The graphical abstract for the manuscript shows before and after pictures of the resampled reaches at Spawn Creek. Note that willows (Salix) did not increase in abundance over time while sedges (Carex) did. Differences in mean willow and sedge abundance were detected using Kruskal-Wallis tests.
While Spawn Creek's restoration showed mixed results for vegetation between 2004 and 2009, the development of the stream corridor between 2010-2013 has taken new turns. Following the removal of grazing, beaver have increased their densities and built more and larger dams complexes than during the era of intense cattle grazing. These beaver dams have trapped sediment and caused channel widening, changing the habitat that trout can utilize within the stream. Trends in fish populations are presently monitored by the Utah State University Fish Ecology Lab using mobile and stationary PIT-tag scanning arrays. Vegetation and habitat monitoring is done sporadically by the USDA Forest Service PIBO EM.

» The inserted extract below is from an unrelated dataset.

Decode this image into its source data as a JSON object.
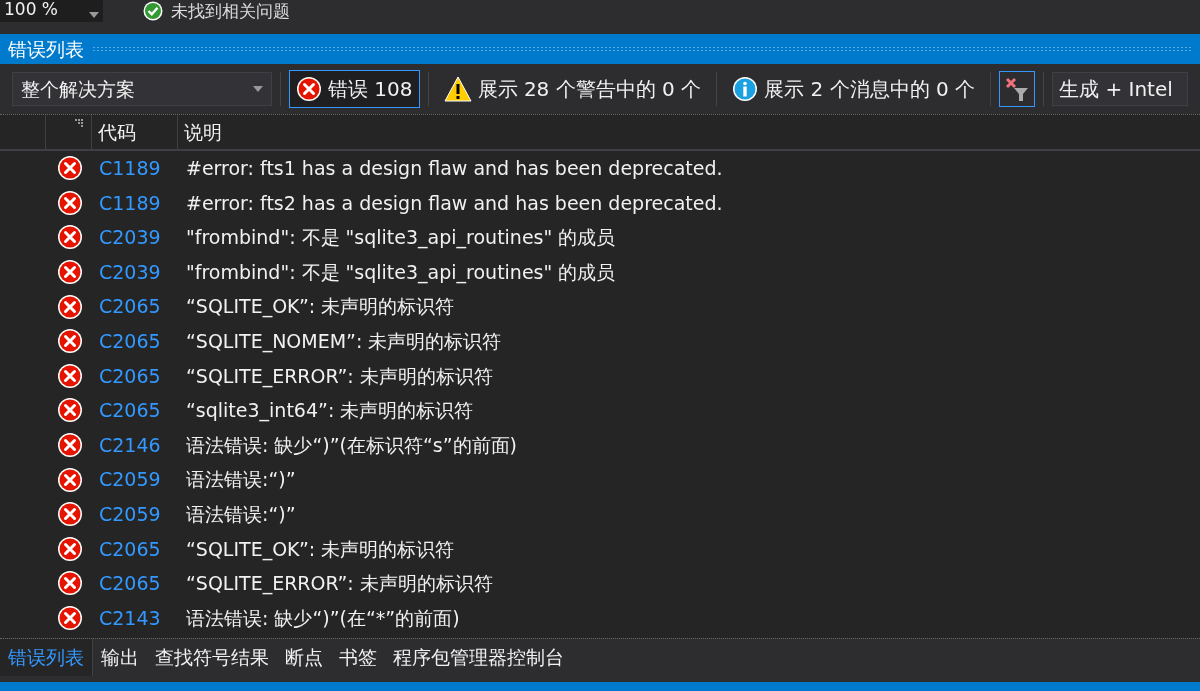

The restoration of Spawn Creek was a cooperative effort, that brought together local grazing allotment holders, anglers, state and federal agencies. The foresight and flexibility of the Utah Division of Wildlife, Division of Water Quality and the USDA Forest Service were critical to the restoration of Spawn Creek. For more information, see the full USU ET-AL press release here.

Citation: Hough-Snee, N., B.B. Roper, J.M. Wheaton, P. Budy and R.L. Lokteff. 2013Riparian vegetation communities change rapidly following passive restoration at a northern Utah stream. Ecological Engineering 58: 371-377. DOI: 10.1016/j.ecoleng.2013.07.042


Spawn Creek reach overview circa 2009